National: Supreme Court suspicious of Ohio law that criminalizes false speech about candidates | The Washington Post
Supreme Court justices across the ideological spectrum seemed deeply suspicious Tuesday of an Ohio law that criminalizes the spreading of false information about a political candidate during a campaign. Now they have to find a way for someone to bring them the proper challenge. Technically, the court was reviewing a decision by a lower court that an antiabortion group did not have the legal standing to challenge the constitutionality of Ohio’s law, which is similar to ones in more than a dozen other states. But the justices couldn’t resist giving a preview of their skepticism about what Michael A. Carvin, the Washington lawyer representing the group Susan B. Anthony List, called Ohio’s “ministry of truth” during oral arguments.Full Article: Supreme Court suspicious of Ohio law that criminalizes false speech about candidates - The Washington Post.

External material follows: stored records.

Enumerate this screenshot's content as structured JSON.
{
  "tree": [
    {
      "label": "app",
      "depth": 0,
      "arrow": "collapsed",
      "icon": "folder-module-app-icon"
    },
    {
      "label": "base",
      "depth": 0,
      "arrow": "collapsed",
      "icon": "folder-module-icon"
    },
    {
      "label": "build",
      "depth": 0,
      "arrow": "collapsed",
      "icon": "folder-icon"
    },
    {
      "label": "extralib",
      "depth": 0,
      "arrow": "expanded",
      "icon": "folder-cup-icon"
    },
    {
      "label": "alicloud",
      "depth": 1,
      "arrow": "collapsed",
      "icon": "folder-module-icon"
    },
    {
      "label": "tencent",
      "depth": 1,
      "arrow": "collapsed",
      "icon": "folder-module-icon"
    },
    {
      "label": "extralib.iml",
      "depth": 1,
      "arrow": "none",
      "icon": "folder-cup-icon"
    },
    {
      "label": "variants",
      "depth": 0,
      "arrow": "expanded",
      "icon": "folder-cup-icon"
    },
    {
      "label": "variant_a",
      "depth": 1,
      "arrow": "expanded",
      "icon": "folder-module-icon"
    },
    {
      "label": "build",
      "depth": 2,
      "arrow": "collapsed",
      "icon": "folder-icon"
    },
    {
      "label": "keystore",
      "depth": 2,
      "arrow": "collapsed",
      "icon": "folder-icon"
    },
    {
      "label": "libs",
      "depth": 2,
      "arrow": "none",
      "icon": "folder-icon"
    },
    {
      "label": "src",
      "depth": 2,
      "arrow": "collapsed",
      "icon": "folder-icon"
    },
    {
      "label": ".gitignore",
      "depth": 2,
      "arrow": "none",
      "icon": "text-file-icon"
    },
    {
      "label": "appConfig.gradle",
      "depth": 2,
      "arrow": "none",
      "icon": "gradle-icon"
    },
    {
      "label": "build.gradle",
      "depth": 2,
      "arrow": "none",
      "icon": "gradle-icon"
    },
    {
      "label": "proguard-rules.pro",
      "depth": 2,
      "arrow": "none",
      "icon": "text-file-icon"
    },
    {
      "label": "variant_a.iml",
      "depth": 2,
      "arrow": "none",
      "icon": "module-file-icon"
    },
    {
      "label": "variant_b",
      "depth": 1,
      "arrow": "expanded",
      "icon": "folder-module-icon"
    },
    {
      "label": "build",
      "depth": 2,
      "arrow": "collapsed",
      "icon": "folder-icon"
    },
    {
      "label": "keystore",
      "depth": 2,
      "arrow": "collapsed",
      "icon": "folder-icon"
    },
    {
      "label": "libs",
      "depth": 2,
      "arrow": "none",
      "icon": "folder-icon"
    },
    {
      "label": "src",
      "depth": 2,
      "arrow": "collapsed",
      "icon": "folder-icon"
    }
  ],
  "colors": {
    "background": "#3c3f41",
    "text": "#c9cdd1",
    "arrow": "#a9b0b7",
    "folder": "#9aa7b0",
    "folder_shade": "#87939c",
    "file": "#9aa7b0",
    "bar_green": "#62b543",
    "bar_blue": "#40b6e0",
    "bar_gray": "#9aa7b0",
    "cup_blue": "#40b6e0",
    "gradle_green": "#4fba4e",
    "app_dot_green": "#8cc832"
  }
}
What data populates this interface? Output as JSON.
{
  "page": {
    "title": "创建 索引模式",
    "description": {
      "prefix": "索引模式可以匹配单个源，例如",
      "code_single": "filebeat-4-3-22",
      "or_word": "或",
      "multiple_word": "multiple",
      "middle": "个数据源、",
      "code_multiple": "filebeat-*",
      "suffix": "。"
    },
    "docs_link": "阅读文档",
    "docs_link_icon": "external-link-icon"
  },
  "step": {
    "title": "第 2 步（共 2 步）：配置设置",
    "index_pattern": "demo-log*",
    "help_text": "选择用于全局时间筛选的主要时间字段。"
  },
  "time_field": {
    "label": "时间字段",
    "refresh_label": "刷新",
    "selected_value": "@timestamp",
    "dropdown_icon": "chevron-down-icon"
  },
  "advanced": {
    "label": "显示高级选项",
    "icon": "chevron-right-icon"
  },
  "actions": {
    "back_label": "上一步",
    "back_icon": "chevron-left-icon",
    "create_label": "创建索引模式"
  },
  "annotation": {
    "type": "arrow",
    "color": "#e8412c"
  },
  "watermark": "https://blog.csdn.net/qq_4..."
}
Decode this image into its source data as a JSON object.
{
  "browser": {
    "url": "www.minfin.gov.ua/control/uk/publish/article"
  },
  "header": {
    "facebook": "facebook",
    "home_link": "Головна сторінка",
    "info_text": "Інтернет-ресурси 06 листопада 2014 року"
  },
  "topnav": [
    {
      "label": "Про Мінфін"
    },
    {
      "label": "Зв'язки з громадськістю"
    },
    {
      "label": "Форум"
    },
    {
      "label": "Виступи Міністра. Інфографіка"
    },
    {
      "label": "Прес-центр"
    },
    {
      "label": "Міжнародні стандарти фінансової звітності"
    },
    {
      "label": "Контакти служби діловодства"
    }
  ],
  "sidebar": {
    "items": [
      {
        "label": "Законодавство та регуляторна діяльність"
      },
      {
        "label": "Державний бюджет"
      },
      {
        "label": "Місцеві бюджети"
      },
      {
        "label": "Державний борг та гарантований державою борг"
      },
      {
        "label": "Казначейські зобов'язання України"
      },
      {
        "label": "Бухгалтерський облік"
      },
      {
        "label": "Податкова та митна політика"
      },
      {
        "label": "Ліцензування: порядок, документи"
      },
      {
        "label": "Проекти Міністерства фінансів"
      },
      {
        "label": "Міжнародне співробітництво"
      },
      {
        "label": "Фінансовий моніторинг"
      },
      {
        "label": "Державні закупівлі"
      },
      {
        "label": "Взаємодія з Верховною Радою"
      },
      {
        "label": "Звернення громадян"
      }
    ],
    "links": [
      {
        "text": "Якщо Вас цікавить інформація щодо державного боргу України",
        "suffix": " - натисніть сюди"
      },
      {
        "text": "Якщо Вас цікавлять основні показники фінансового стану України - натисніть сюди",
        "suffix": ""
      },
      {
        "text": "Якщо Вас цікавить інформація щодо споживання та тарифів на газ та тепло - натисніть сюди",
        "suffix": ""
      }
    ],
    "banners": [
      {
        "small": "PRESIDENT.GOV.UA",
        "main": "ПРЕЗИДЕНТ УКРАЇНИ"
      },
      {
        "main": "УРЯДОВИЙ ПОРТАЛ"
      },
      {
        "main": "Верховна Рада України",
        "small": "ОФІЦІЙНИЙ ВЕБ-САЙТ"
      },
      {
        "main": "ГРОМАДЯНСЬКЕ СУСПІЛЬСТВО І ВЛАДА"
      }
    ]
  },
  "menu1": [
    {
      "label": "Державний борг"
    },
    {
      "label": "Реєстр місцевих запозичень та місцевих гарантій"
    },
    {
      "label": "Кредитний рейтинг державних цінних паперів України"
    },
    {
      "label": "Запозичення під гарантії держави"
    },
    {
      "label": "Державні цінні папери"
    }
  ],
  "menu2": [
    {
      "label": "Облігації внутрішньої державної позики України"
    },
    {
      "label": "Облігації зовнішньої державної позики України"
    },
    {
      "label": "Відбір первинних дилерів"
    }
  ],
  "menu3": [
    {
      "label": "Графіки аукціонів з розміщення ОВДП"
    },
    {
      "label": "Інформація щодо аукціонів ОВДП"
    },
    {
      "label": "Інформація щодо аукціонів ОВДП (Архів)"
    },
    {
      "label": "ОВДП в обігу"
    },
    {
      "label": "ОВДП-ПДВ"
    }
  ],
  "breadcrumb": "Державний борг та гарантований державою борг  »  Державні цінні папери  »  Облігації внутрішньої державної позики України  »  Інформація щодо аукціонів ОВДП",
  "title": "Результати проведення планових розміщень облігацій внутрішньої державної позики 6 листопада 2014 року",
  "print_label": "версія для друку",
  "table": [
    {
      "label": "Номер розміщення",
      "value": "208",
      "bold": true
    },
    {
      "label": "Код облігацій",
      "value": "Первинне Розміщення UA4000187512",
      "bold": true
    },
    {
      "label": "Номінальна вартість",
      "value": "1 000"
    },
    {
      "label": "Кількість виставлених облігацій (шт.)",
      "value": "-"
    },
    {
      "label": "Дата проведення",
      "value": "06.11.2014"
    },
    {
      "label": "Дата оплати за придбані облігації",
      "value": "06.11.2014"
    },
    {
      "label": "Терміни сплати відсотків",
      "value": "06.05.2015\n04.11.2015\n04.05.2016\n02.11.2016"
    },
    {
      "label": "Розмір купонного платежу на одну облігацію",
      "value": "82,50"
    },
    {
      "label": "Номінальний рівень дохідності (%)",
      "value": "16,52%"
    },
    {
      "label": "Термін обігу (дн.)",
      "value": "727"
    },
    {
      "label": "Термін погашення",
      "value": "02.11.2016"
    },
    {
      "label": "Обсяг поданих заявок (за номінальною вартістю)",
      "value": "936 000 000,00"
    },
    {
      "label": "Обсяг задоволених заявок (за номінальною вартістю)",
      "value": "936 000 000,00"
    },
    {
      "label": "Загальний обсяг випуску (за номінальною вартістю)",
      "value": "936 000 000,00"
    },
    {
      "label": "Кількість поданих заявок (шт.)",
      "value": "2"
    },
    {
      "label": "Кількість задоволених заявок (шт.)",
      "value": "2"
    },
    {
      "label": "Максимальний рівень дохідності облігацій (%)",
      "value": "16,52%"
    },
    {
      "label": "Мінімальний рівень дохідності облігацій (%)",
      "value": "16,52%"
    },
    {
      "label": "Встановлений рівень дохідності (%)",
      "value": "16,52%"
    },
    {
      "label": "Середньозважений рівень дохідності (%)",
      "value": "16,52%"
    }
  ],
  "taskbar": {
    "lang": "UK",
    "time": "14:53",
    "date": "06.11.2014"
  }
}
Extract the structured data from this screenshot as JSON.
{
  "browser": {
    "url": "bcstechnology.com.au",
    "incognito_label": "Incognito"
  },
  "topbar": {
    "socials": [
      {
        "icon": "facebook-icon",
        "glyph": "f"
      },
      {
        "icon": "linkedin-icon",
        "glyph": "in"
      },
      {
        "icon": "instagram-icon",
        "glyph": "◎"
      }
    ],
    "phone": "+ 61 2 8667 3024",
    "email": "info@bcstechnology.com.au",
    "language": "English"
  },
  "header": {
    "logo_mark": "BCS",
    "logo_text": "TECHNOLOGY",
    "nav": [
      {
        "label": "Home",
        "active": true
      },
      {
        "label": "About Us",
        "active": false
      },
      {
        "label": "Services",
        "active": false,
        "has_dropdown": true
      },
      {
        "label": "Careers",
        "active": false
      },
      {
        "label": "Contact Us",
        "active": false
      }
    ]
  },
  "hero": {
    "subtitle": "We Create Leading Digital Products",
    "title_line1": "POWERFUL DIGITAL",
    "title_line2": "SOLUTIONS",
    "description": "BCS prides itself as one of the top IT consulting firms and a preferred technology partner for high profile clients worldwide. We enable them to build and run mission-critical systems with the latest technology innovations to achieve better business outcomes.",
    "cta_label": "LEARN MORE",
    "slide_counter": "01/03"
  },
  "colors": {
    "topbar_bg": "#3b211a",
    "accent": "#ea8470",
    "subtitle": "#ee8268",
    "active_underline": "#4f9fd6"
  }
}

In the food world, change from the ground up is all well and good. We desperately need cooks, gardeners, farmers and teachers. But we also need legislation. The recently passed and almost uniformly abysmal Farm Bill is a lesson in how legislation affects those of us working to change the chaotic so-called food “system.” Pittances were tossed at supporters of local and organic food, fortunes’ worth of agribusiness subsidies were maintained, and much-needed support for the country’s least well-off was slashed. That’s a Republican-led Congress at work, but when it comes to supporting Big Ag and Big Food, most of the Democratic representatives from states where farm income matters most are not much better: While the majority of Big Ag’s financial support for candidates goes to Republicans, Democrats are close behind. For big-time change on a national scale, we need representatives who put the needs of a sustainable food system and all that goes with it ahead of those of the chemical and processed food manufacturers who are currently running the show.Full Article: Why Care About McCutcheon? - NYTimes.com.